Evolution of organisms can bring about change in the ecosystem which can lead to difficulty in survival of organisms that had thrived well in the past. How were the first unicellular organisms replaced by new organisms that could produce oxygen? How oxygen became the first pollutant? More on the article.

Evidence that Earth’s first mass extinction was caused by critters not catastrophe

Chinese cave ‘graffiti’ tells a 500-year story of climate change and impact on society

While we have been wondering what climate change can cause, a recent finding in China says a story of climate change that occurred 500 years ago. The inscription found on the caves is business-like and presents details on what the people had to undergo to fight the dry conditions. More on the link below.

Chinese cave ‘graffiti’ tells a 500-year story of climate change and impact on society.


पोखराको भू-बनोट र सिंक होल

केही समय देखि पोखरामा जमिन भासिएका खबरहरु आइरहेका छन् | पोखरामा रहेका चुनढुंगा र मसिना सिल्टका कारण उक्त समस्या देखिएको हो भनेर विज्ञहरु बताउनु हुन्छ | पोखराको  भू-बनोट र सिंक होल बारे थप जानकारी लिन तलको लिंक क्लिक गर्नुहोला |

Nepal Earthquake: The Geologists’ Role

Saturday, (April 25, 2015) Baishakh 12, 2072 B.S.

A date that will be remember forever by the people of Nepal. On this darkest Saturday, at 11:56 a.m., an earthquake of 7.6 local magnitude struck Barpak of Gorkha. The shocks were felt as far as Kanya Kumari, India in the south, Bangladesh in the east and Pakistan in the west. The earthquake affected districts mostly in the Hilly Region. About 10,000 people died. The destruction of properties and cultural heritages was huge but compared to what was previously imagined, Kathmandu was not affected much. Within a month, the capital city regained its economic activities.

Geologists had been warning of such a disaster for long. Unfortunately, the government did not give utmost importance to the matter, nor did the people think much about it. The earthquake of 1990 in Udaypur had affected the eastern region and the people there remembered the loss of lives and properties it had brought.
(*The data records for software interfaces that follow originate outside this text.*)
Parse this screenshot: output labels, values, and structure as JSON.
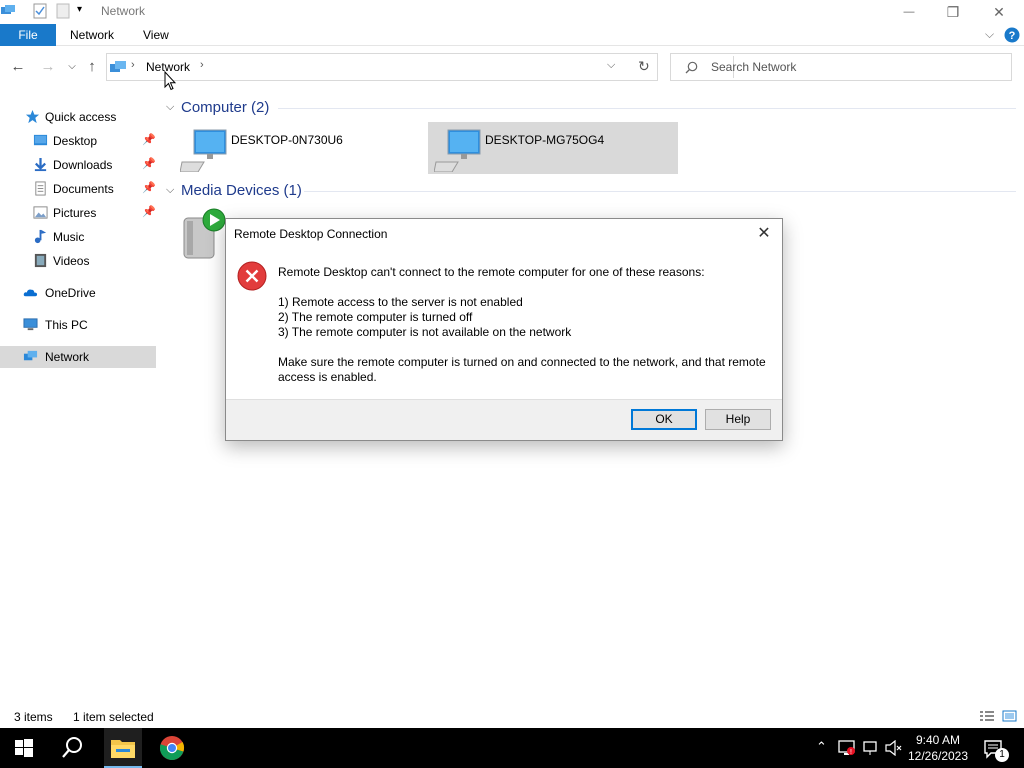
{
  "window": {
    "title": "Network",
    "controls": {
      "minimize": "—",
      "restore": "❐",
      "close": "✕"
    }
  },
  "ribbon": {
    "tabs": [
      "File",
      "Network",
      "View"
    ]
  },
  "address": {
    "crumbs": [
      "Network"
    ],
    "refresh_icon": "↻"
  },
  "search": {
    "placeholder": "Search Network"
  },
  "sidebar": {
    "items": [
      {
        "label": "Quick access",
        "icon": "star-icon"
      },
      {
        "label": "Desktop",
        "icon": "desktop-folder-icon",
        "pinned": true
      },
      {
        "label": "Downloads",
        "icon": "downloads-icon",
        "pinned": true
      },
      {
        "label": "Documents",
        "icon": "documents-icon",
        "pinned": true
      },
      {
        "label": "Pictures",
        "icon": "pictures-icon",
        "pinned": true
      },
      {
        "label": "Music",
        "icon": "music-icon"
      },
      {
        "label": "Videos",
        "icon": "videos-icon"
      },
      {
        "label": "OneDrive",
        "icon": "cloud-icon"
      },
      {
        "label": "This PC",
        "icon": "pc-icon"
      },
      {
        "label": "Network",
        "icon": "network-icon",
        "selected": true
      }
    ]
  },
  "groups": [
    {
      "title": "Computer (2)",
      "items": [
        "DESKTOP-0N730U6",
        "DESKTOP-MG75OG4"
      ]
    },
    {
      "title": "Media Devices (1)"
    }
  ],
  "dialog": {
    "title": "Remote Desktop Connection",
    "message": "Remote Desktop can't connect to the remote computer for one of these reasons:",
    "reasons": [
      "1) Remote access to the server is not enabled",
      "2) The remote computer is turned off",
      "3) The remote computer is not available on the network"
    ],
    "advice": "Make sure the remote computer is turned on and connected to the network, and that remote access is enabled.",
    "ok_label": "OK",
    "help_label": "Help"
  },
  "status": {
    "items": "3 items",
    "selected": "1 item selected"
  },
  "taskbar": {
    "time": "9:40 AM",
    "date": "12/26/2023",
    "notifications": "1"
  }
}
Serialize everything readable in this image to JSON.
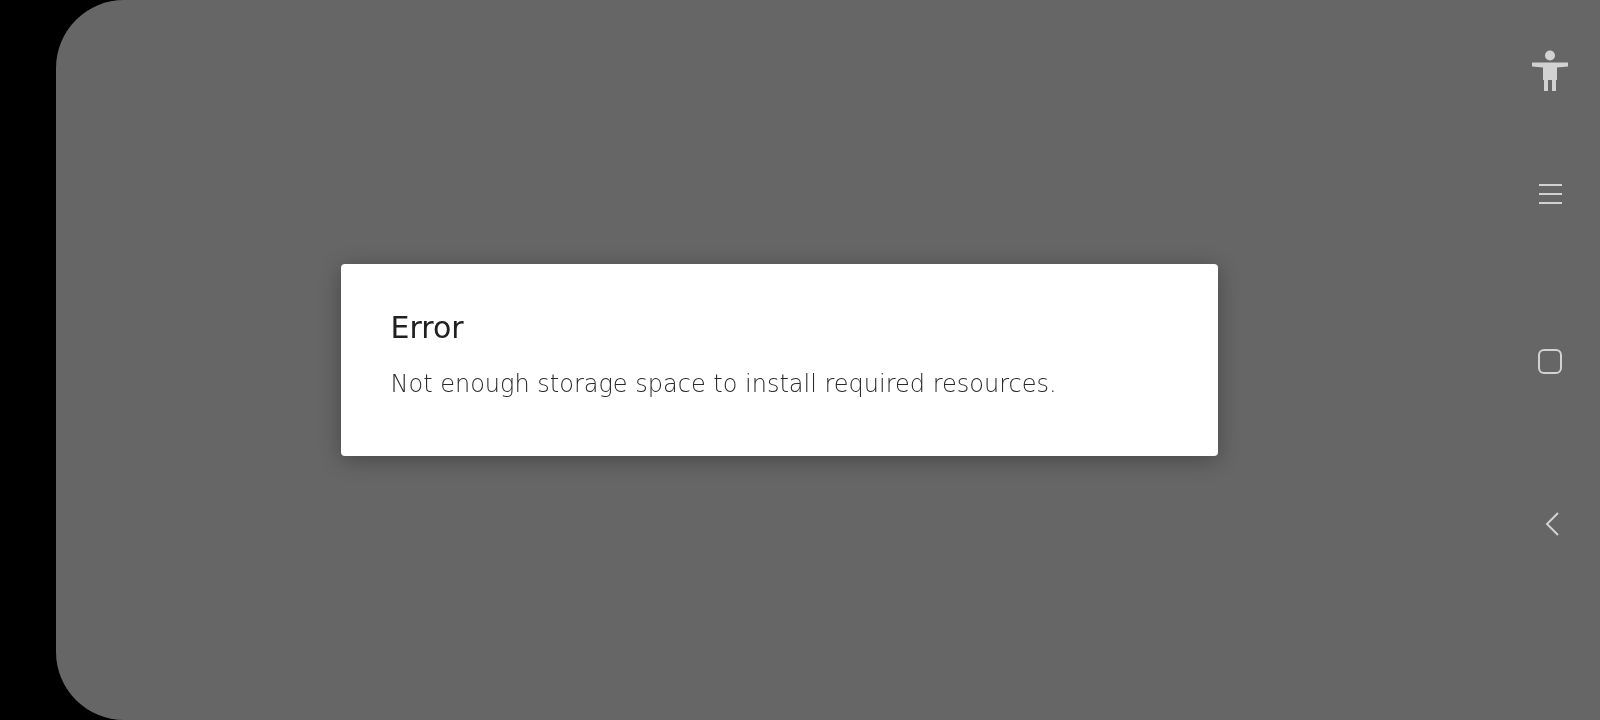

The earthquake of Taplejung four years ago had shaken Kathmandu Valley as well, but neither the government nor the people had been careful in designing and constructing earthquake-resistant structures. A few Geologists saying from the background that there could be much bigger loss of lives and properties were unheard of. It was also a weakness in their part. I would never have known this had I not been a Geology student myself and by the time I knew, it had already been late. The disaster had already struck.

One month since the major shock, the Seismologists, who have branched off from mainstream Geologists, gave information to the public on earthquake like never before. People immediately caught up words like ‘plates’, ‘tectonics’, ‘faults’ and many other geological terms. It made me happy and sad at the same time. Happy in the sense had basic geology had become household terms (plates, for example) and sad in the sense that it did not happen prior to the earthquake. But, as i discovered later, the people gave credit to the newspapers and magazines as the source of this information. The Geologists of Nepal had failed again. They had been too late.

A problem I see with scientific researches worldwide is that they are complex and totally illogical to the common people. Scientific terms come up here and there, which off course cannot be ignored, but can be made simple through adequate explanations. Journals have always been vague and common people just ignore them. I think they should be able to understand them, interpret and use in their daily lives. Why not publish scientific works that include public interests in two bases- one for the academicians and the other for public? If such a system had existed, I believe that science could be much useful to people. I think the Geologists of Nepal would have got the credit they deserved.

As explorers of a mountainous country, Nepalese Geologists have a lot many works to do on floods, landslides, avalanches, glaciers and so on. And there are people who still ask, “What’s the scope?” I have nothing to say to them, literally!